Real Human Pain – 6 quotes from Richard Rohr’s book – Falling Upward: A Spirituality for the Two Halves of Life
by Mark Votava
1. If you do not do the first half of life well
“If you do not do the task of the first half of life well, you have almost no ability to rise up from the stumbling stone. You just stay down and defeated, or you waste your time kicking against the goad… In much of urban and Western civilization today, with no proper tragic sense of life, we try to believe that it is all upward and onward – and by ourselves. It works for so few, and it cannot serve us well in the long run – because it is not true. It is an inherently win-lose game, and more and more people find themselves on the losing side…”
2. In the second half of life
“In the second half of life, we can give our energy to making even the painful parts and the formally excluded parts belong to the now unified field – especially people who are different, and those who have never had a chance. If you have forgiven yourself for being imperfect and falling, you can now do it for just about everybody else. If you have not done it for yourself, I am afraid you will likely pass on your sadness, absurdity, judgment, and futility to others…”
3. Fresh air and spacious breathing room
“The bottom line of the Gospel is that most of us have to hit some kind of bottom before we even start the real spiritual journey. Up to that point, it is mostly religion. At the bottom, there is little time or interest in being totally practical, efficient, or revenue generating. You just want to breathe fresh air. The true Gospel is always fresh air and spacious breathing room.”
4. A strange and even wonderful communion in real human pain
“Failure and suffering are the great equalizers and levelers among humans. Success is just the opposite. Communities and commitment can form around suffering much more than around how wonderful or superior we are… There is a strange and even wonderful communion in real human pain, actually much more than in joy, which is too often manufactured and passing. In one sense, pain’s effects are not passing, and pain is less commonly manufactured. Thus it is a more honest doorway into lasting communion than even happiness.”
5. Limit situations and boundaries
“…we ironically need limit situations and boundaries to grow up. A completely open field does not do the job nearly as well or as quickly…”
6. Failure and humiliation

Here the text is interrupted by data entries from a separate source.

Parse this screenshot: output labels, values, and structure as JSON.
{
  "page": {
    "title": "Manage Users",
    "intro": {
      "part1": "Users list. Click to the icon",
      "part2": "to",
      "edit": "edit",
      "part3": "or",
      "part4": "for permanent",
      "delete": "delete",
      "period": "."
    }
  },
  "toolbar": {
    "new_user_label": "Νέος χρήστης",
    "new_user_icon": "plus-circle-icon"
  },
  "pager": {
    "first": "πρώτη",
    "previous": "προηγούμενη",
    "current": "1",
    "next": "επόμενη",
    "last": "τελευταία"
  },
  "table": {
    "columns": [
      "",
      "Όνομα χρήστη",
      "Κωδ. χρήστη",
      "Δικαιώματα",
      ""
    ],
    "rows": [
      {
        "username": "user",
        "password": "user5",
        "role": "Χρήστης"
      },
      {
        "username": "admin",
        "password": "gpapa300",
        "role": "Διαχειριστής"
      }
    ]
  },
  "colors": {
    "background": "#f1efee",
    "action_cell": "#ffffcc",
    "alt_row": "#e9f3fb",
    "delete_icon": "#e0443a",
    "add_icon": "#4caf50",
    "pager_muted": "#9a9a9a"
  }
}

“Any attempt to engineer or plan your own enlightenment is doomed to failure because it will be ego driven. You will see only what you have already decided to look for, and you cannot see what you are not ready or told to look for. So failure and humiliation force you to look where you never would otherwise…”

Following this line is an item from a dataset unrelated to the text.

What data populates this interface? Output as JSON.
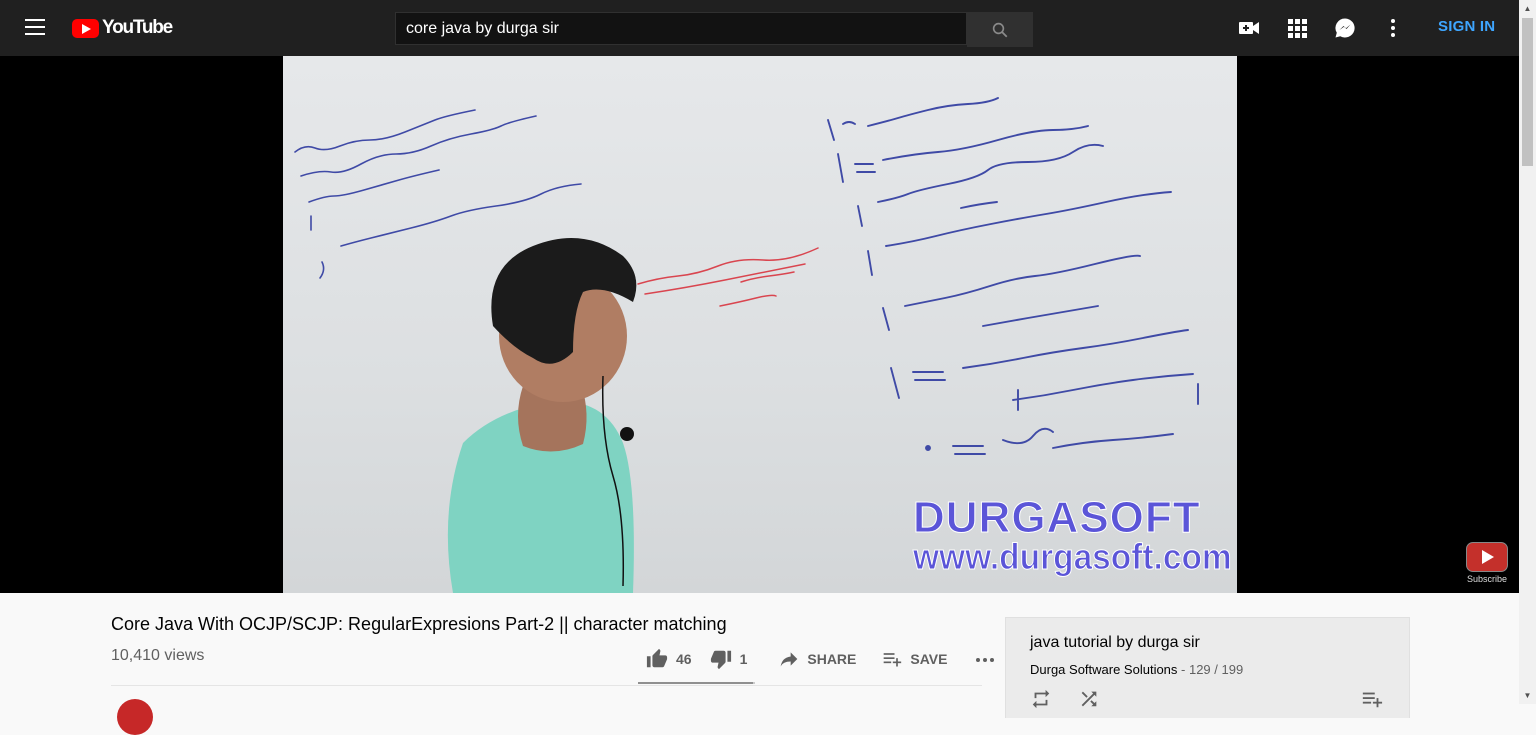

Are you constantly driven by your ego?
My new book The Mystical Imagination: Seeing the Sacredness of All of Life (2015) is finally done! It is available on kindle and paperback!
“Our crowded, overly-consumed, hyper-active, digitally-addicted lifestyle is draining the life out of us. We are desperate to transcend the chaos and find a better way to live. We need a mystical imagination. Get ready to be transported into the depths of meaning as Votava breaks open the contemplative path and shows you how to live your life to the fullest.” Phileena Heuertz, author of Pilgrimage of a Soul: Contemplative Spirituality for the Active Life and founding partner, Gravity, a Center for Contemplative Activism
My first book The Communal Imagination: Finding a Way to Share Life Together (2014) is available on kindle and paperback also!
“Inside everyone there is a longing for community, to love and be loved. We are made in the image of a communal God. But in our hyper-mobile, individualistic, cluttered world… community is an endangered thing. And community is like working out – it takes work, sweat, discipline… without that our muscles atrophy. Everybody wants to be fit, but not too many people want to do the work to get there. Mark’s book is sort of a workout manual, helping you rediscover your communal muscles and start building them up slowly. It is an invitation to live deep in a shallow world.” Shane Claiborne, author and activist